first_img19 December 2012 The agriculture sector can create the most jobs for South Africa, Economic Development Minister Ebrahim Patel said on Tuesday. “If you are looking for jobs numbers, agriculture is the sector,” he said at a Progressive Business Forum breakfast in Mangaung in the Free State. “That is why one of the best jobs drivers in the National Growth Path is agriculture.” He said the automobile industry was another sector which was creating jobs and attracting foreign direct investment. Patel said car manufacturer Ford had identified South Africa as its base for the manufacturing of its Ford Ranger vehicles. Ford increased production and created 800 jobs in its Silverton assembly plant in Pretoria and Struandale engine plant outside Port Elizabeth in September. BMW also produces its 3 Series range in South Africa following a R2.2-billion upgrade to its Rosslyn plant outside Pretoria in February, when 600 jobs were created to facilitate production capacity to more than double the number of exports from the country. Mercedes-Benz also marked South Africa as one of the manufacturing bases for its C-Class range and is training 800 technicians in a skills development programme ahead of the start of production of next-generation C-Class vehicles in 2014. Patel conceded there was a gap between government policy and implementation, which was a “central challenge” in government’s effort of achieving job creating growth. Sapalast_img read more
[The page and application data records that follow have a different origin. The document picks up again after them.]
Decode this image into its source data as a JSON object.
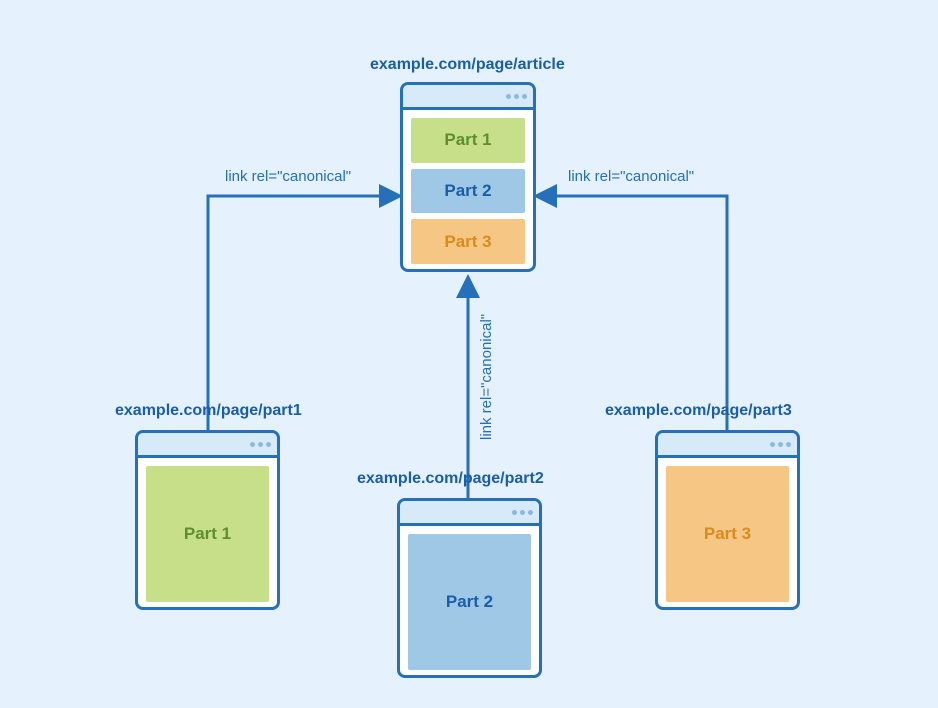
{
  "colors": {
    "accent": "#2570b8",
    "bg": "#e5f1fc",
    "green": "#c6df88",
    "blue": "#9ec8e6",
    "orange": "#f6c784"
  },
  "main": {
    "url": "example.com/page/article",
    "parts": [
      {
        "label": "Part 1",
        "color": "green"
      },
      {
        "label": "Part 2",
        "color": "blue"
      },
      {
        "label": "Part 3",
        "color": "orange"
      }
    ]
  },
  "children": [
    {
      "url": "example.com/page/part1",
      "label": "Part 1",
      "color": "green",
      "link_label": "link rel=\"canonical\""
    },
    {
      "url": "example.com/page/part2",
      "label": "Part 2",
      "color": "blue",
      "link_label": "link rel=\"canonical\""
    },
    {
      "url": "example.com/page/part3",
      "label": "Part 3",
      "color": "orange",
      "link_label": "link rel=\"canonical\""
    }
  ]
}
ComScore Ups the Ante in Mobile Analytics

first_imgIn a market that’s only going to see growth, some, like Om Malik, are already predicting Flurry’s acquisition by a big-time player in the near future. Analytics remains hot, as evidenced further by this morning’s news of a $27.5 million investment in comScore-competitor Quantcast by Cisco and Polaris Ventures. mike melanson ComScore, a leading Web statistics provider, has joined with Flurry Analytics to provide a more complete picture on the who, what, when, where and how of our use of mobile media. Founded just over a year ago, Flurry has grown immensely and this move will only serve to boost its popularity.Flurry announced the partnership on the heels of its merger with Pinch Media last month. The service boasts a nearly ubiquitous presence in the mobile market and will add a host of real-time data to comScore’s reports.“Flurry collects mobile application data from approximately two out of every three iPhone and Android devices. Each month, the company aggregates application usage data from over 1 billion end-user sessions across more than 50 million unique handsets from more than 200 countries. Over 10,000 developers have chosen to integrate Flurry Analytics within their applications.”That’s 9,700 more developers than the company started with just a year ago. Using Flurry’s data, comScore will add “real-time consumption data, including frequency of use, length of use, user geographic location, new vs. repeat usage and Wi-Fi vs. carrier network usage” to its mobile application data. Flurry provides a variety of information including what types of applications users are most likely to continue using over time and return to frequently, as shown in the following graphic. This data can then be used by companies to lure potential advertisers or by advertisers looking for potential targets. Why IoT Apps are Eating Device Interfaces Role of Mobile App Analytics In-App Engagement What it Takes to Build a Highly Secure FinTech … Tags:#advertising#Analysis#mobile#news#web Related Posts The Rise and Rise of Mobile Payment Technologylast_img read more